The SCD yoghurt is an important part of the diet. It is also the topic of many posts and questions! Before starting to prepare and eat it, you should carefully read the instructions in Breaking the Vicious Cycle. You could also check the SCDiet site.
This section will give you some tips about preparing the yoghurt in Australia & New Zealand, covering yoghurt starters and yoghurt preparation.
To make the SCD yoghurt, you need yoghurt starter. You can use either a commercial yoghurt or a powder starter. In Australia, the Farmers Union Natural Set and Farmers Union Greek Style are also SCD legal as a starter. Note: these two particular Farmers Union products do not have acidophilus.
Yogurt starter "GI Pro Start" from http://www.giprohealth.com/ in the US is another possible source.

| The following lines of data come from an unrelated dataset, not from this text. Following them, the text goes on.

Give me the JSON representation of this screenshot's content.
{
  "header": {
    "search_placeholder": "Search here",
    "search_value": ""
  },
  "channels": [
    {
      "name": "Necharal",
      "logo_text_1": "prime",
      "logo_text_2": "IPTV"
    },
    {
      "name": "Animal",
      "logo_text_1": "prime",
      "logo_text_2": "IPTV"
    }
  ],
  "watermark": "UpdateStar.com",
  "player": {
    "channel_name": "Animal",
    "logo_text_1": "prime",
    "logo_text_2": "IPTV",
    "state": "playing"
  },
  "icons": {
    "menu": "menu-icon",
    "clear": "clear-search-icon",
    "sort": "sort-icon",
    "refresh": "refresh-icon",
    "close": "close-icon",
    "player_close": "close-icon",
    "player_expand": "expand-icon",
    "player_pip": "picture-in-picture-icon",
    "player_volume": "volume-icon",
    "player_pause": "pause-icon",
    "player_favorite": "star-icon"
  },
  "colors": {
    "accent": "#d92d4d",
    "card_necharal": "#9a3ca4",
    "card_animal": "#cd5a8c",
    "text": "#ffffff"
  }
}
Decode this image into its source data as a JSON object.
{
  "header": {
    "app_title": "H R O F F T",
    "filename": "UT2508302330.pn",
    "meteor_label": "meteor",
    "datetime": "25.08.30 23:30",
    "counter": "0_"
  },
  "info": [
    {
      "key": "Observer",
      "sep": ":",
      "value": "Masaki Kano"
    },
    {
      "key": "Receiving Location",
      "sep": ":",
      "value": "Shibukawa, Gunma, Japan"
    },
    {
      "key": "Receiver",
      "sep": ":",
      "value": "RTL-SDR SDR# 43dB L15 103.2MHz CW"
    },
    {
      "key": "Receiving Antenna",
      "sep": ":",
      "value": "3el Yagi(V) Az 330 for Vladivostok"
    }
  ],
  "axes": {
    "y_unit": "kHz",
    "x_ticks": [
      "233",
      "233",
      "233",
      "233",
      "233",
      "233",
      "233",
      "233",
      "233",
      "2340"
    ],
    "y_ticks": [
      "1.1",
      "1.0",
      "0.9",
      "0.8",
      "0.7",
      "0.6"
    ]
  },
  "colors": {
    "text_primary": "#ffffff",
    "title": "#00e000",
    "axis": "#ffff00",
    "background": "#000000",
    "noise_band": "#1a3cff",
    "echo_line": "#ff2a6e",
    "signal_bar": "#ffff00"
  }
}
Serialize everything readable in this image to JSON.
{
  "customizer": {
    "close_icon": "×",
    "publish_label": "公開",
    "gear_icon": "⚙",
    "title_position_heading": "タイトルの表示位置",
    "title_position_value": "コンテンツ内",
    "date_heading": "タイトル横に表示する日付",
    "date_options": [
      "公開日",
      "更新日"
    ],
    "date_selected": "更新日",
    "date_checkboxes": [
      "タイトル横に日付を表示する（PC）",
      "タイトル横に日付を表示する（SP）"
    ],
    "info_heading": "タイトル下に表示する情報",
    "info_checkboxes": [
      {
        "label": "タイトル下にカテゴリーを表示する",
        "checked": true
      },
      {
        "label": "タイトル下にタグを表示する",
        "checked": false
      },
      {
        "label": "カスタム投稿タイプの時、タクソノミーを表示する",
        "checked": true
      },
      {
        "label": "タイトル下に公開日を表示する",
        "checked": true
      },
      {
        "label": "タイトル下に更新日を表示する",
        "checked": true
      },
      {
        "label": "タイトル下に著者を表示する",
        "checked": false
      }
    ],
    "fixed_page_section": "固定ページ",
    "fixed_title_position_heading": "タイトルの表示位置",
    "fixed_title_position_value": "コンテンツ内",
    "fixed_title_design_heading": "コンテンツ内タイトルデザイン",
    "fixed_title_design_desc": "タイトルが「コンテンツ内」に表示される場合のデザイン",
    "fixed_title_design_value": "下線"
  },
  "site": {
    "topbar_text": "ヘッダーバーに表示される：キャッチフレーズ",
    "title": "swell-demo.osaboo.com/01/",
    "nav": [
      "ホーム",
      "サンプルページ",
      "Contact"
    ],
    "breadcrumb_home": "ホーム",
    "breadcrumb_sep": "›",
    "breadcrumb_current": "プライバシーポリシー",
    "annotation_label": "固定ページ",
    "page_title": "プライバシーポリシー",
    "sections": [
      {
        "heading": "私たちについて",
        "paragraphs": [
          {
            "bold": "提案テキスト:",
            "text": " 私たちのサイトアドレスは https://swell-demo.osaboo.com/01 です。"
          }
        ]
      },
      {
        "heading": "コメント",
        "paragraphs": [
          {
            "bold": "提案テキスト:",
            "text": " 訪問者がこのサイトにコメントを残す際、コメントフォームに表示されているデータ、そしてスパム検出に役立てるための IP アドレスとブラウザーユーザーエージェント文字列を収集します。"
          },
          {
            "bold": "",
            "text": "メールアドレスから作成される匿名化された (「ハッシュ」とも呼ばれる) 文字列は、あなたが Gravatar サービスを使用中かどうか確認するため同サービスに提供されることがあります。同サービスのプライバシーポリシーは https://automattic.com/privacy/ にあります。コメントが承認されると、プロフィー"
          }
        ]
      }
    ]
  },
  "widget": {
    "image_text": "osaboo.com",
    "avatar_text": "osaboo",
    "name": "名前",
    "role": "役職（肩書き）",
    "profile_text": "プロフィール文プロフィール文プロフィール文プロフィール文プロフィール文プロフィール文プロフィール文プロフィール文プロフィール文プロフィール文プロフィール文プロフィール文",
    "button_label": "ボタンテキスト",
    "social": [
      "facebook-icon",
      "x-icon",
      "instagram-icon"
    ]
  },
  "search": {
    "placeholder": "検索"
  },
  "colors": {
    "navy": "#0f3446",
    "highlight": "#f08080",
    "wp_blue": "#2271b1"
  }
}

The SCD recommends avoiding bifidus in yoghurt starters. Elaine said: "And as history has told us, the in thing is usually the wrong thing. I would stay with acidophilus, bulgaricus and thermophilus for making yogurt. The acidophilus is not necessary to make the yogurt ... bulgaricus does the job better. But in a probiotic, acidophilus (Lactobacillus) reigns supreme!" Many natural yoghurts have bifidus in them.
Alternatively, you may prefer to try a powder starter powder by ordering the Yogourmet Freeze-Dried yoghurt starter from Lucy's Kitchen Shop
There are two main ways to prepare SCD yoghurt. The first is to buy a yoghurt maker. If you do, make sure it can run at the right temperature. Not all types of yoghurt makers are suitable, because they run at the wrong temperature for SCD. In our experience, the following models run at too high a temperature for SCD yoghurt making:
- EasyYo Electric Yoghurt Maker
- Ian's Easy Yoghurt Makers
- Easy Yoghurt models
- Moulenex yoghurt maker
- Fruit & Meat deydrators such as Vacola's (because even though there is a temperature control, it still seems to run at too hot a temperature)
- the American Yogourmet model (perhaps because the Yogourmets were designed for American not Australian voltage and in Australia these units have to be run through a transformer)
None of these models are suitable for SCD yoghurt making in Australia. In general, we advise be cautious about any model that does not have temperature control - and even then, please still use a thermometer to check the temperature.
The second way is to design your own method using everyday appliances around the home. For example, in Breaking the Vicious Cycle, one method is described using a stove. If you design your own method, make sure it is safe! If you are unsure, ask someone who knows.
Using some electrical frypan models will work well. One model is the Sunbeam electric frypan FP5910 (the Classic Banquet 38cm or 15"). Another SCDer has used a Black and Decker model. Others have picked up old electrical frypans from thrift shops. Try them out and use a a good (non-mercury) cooking thermometer to check the temperature as you are fermenting the yoghurt.
One method is to boil the milk in a 2 litre Corningware casserole dish, let it cool, add yoghurt culture, set the frypan setting on low, transfer the dish to the frypan, add water around the dish and in the frypan to distribute the heat more evenly, and leave for 24 hours. For the first few times making yoghurt, check that it keeps the temperature at around 40 degrees. Then put the Corningware dish into the fridge. How easy is that! The disadvantage with the Corningware is that the milk takes ages to cool, at least an hour.
Another method is to heat the milk in a saucepan, cool, add yoghurt culture, and then transfer to glass jars and place in the pan. I used a 1 litre honey jar to culture cream in and it fitted in the pan along with the 2 litre casserole dish. If you use jars, you can wrap glad wrap around the top, and fix with an elastic band if you want.
Warning - regular casserole dishes are NOT ok for stovetop use. But should be fine to put in the frypan on low setting.
The box and globe method
A simple,cheap way to make yoghurt is from 2 polystyrene boxes('brocolli' boxes) from a fruitshop and a lamp base (short) with a 25Watt globe. But make sure you apply this method safely!
Place the lamp in the middle of a box, your containers filled with yoghurt with lids or gladwrap on them, then place the 2nd box upside down on top. Turn the lamp on and leave for 24hours. In a warm climate, 25 watts will maintain a constant ideal temperature. Place the top box on a bit of an angle so some heat can flow out. For the first time, leave a thermometer in the yoghurt so you can see the temperature and check it every few hours. My thermometer sticks up out of my yoghurt , so I place gladwrap over it and the yoghurt so I can see the temperature. In cooler temperatures, you may need a different sized globe. It works so well for me, and I can easily make 5 or 6 litres at a time.
Some SCDers have found second hand yoghurt makers in thrift shops that work well. If you use these yoghurt makers, just check the temperature to make sure they do not run too hot.
Design your own method
It might be worth you designing your own method, perhaps using appliances already around the home. The key is to make sure you can check that the temperature is right. You might try crockpots, warming trays, home brewing equipment, or a Nesco Cooker.